Record Type: RIE
Publication Date: 1970
Pages: 142
Abstractor: N/A
Reference Count: N/A
An Investigation of the Effects of Instruction in General Semantics on the Critical Writing and Critical Thinking Achievement of Tenth-Grade Students.
West, Gail Booker
The purposes of this investigation were: (1) to analyze the critical writing achievement and the critical thinking achievement of groups of students of various abilities who received instruction in general semantics with similar groups of students who did not, (2) to determine if instruction in general semantics was equally effective for all ability levels, and (3) to measure the degree of relationship existing between achievement in critical writing and ability in critical thinking. The investigation was conducted in nine tenth-grade English classes for 12 weeks. The experimental teachers used semantics materials based primarily on a unit developed at the Florida State University Curriculum Study Center, whereas placebo teachers used a thematic literature unit. The control teachers used conventional materials. Scores from two writing samples were averaged for a mean pretest score, used as a measure of critical writing ability. Scores from two writing samples were averaged for a mean posttest score, used as a measure of critical writing achievement. A multiple linear regression technique was used to analyze the data. Conclusions are: (1) There is no assurance that instruction in general semantics is any more effective than traditional methods or materials in improving critical writing or thinking achievement; (2) There is no indication that instruction in general semantics is more effective for one ability level than for another; (3) Critical thinking seems to be a good predictor of critical writing achievement. (Author/CK)
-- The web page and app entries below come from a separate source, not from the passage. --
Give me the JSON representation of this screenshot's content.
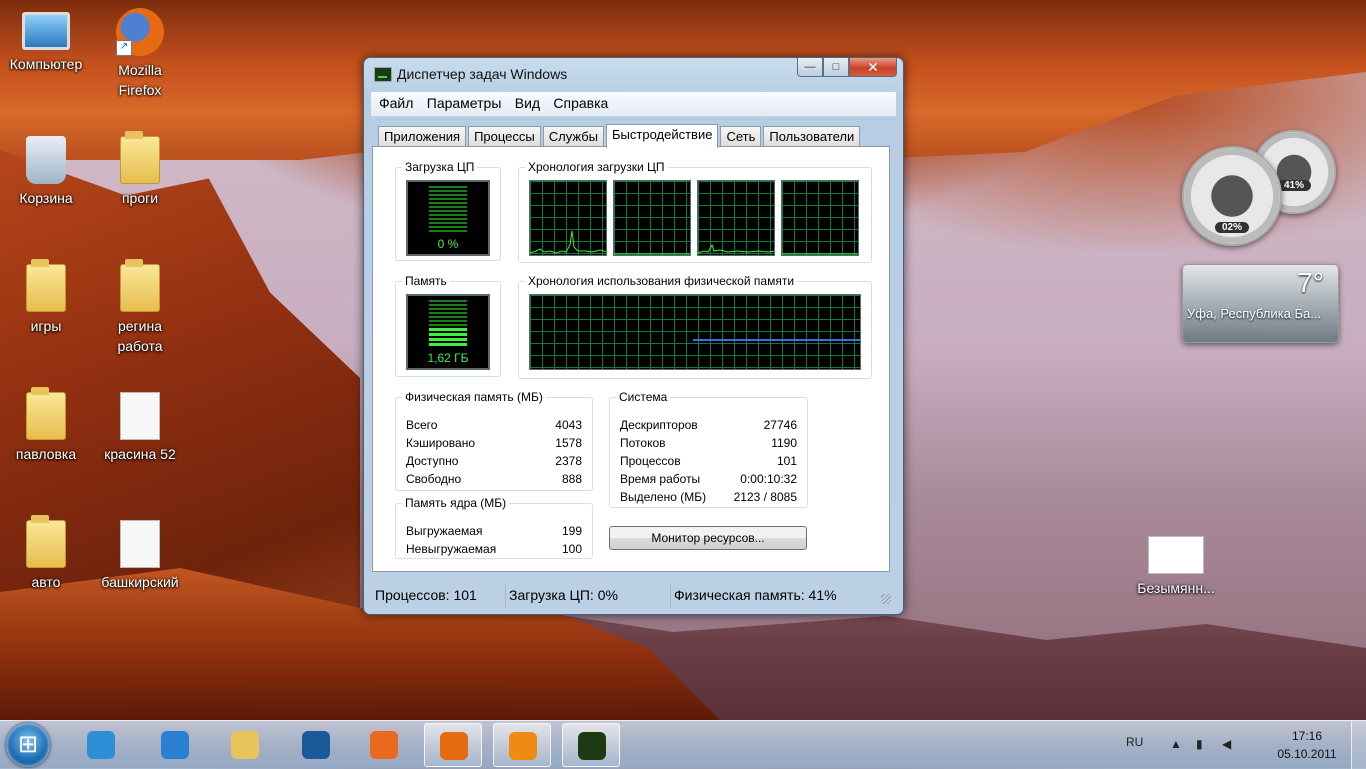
{
  "desktop": {
    "icons": [
      {
        "label": "Компьютер"
      },
      {
        "label": "Mozilla Firefox"
      },
      {
        "label": "Корзина"
      },
      {
        "label": "проги"
      },
      {
        "label": "игры"
      },
      {
        "label": "регина работа"
      },
      {
        "label": "павловка"
      },
      {
        "label": "красина 52"
      },
      {
        "label": "авто"
      },
      {
        "label": "башкирский"
      },
      {
        "label": "Безымянн..."
      }
    ]
  },
  "gadgets": {
    "cpu_gauge": {
      "cpu_value": "02%",
      "memory_value": "41%"
    },
    "weather": {
      "temperature": "7°",
      "city": "Уфа, Республика Ба..."
    }
  },
  "window": {
    "title": "Диспетчер задач Windows",
    "caption": {
      "minimize": "—",
      "maximize": "□",
      "close": "✕"
    },
    "menu": [
      "Файл",
      "Параметры",
      "Вид",
      "Справка"
    ],
    "tabs": [
      "Приложения",
      "Процессы",
      "Службы",
      "Быстродействие",
      "Сеть",
      "Пользователи"
    ],
    "active_tab": "Быстродействие",
    "cpu": {
      "label": "Загрузка ЦП",
      "value": "0 %",
      "history_label": "Хронология загрузки ЦП",
      "load_fraction": 0.0
    },
    "memory": {
      "label": "Память",
      "value": "1,62 ГБ",
      "history_label": "Хронология использования физической памяти",
      "usage_fraction": 0.41
    },
    "physical_memory": {
      "title": "Физическая память (МБ)",
      "rows": [
        {
          "label": "Всего",
          "value": "4043"
        },
        {
          "label": "Кэшировано",
          "value": "1578"
        },
        {
          "label": "Доступно",
          "value": "2378"
        },
        {
          "label": "Свободно",
          "value": "888"
        }
      ]
    },
    "kernel_memory": {
      "title": "Память ядра (МБ)",
      "rows": [
        {
          "label": "Выгружаемая",
          "value": "199"
        },
        {
          "label": "Невыгружаемая",
          "value": "100"
        }
      ]
    },
    "system": {
      "title": "Система",
      "rows": [
        {
          "label": "Дескрипторов",
          "value": "27746"
        },
        {
          "label": "Потоков",
          "value": "1190"
        },
        {
          "label": "Процессов",
          "value": "101"
        },
        {
          "label": "Время работы",
          "value": "0:00:10:32"
        },
        {
          "label": "Выделено (МБ)",
          "value": "2123 / 8085"
        }
      ]
    },
    "resource_monitor_button": "Монитор ресурсов...",
    "status": {
      "processes": "Процессов: 101",
      "cpu": "Загрузка ЦП: 0%",
      "memory": "Физическая память: 41%"
    }
  },
  "taskbar": {
    "language": "RU",
    "time": "17:16",
    "date": "05.10.2011",
    "buttons": [
      {
        "name": "media-player",
        "color": "#2f8fd6"
      },
      {
        "name": "internet-explorer",
        "color": "#2b7fd0"
      },
      {
        "name": "windows-explorer",
        "color": "#e9c45a"
      },
      {
        "name": "hp",
        "color": "#1a5a9a"
      },
      {
        "name": "app",
        "color": "#e96a1c"
      },
      {
        "name": "firefox",
        "color": "#e66a12"
      },
      {
        "name": "mail-agent",
        "color": "#f08a12"
      },
      {
        "name": "task-manager",
        "color": "#1d3b12"
      }
    ]
  }
}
University Microfilms, A Xerox Company, Dissertation Copies Post Office Box 1764, Ann Arbor, Michigan 48106 (Order No. 71-7131: MF $4.00, Xerography $10.00)
Publication Type: N/A
Education Level: N/A
Audience: N/A
Language: N/A
Sponsor: N/A
Authoring Institution: N/A
Note: Ph.D. Dissertation, The Florida State University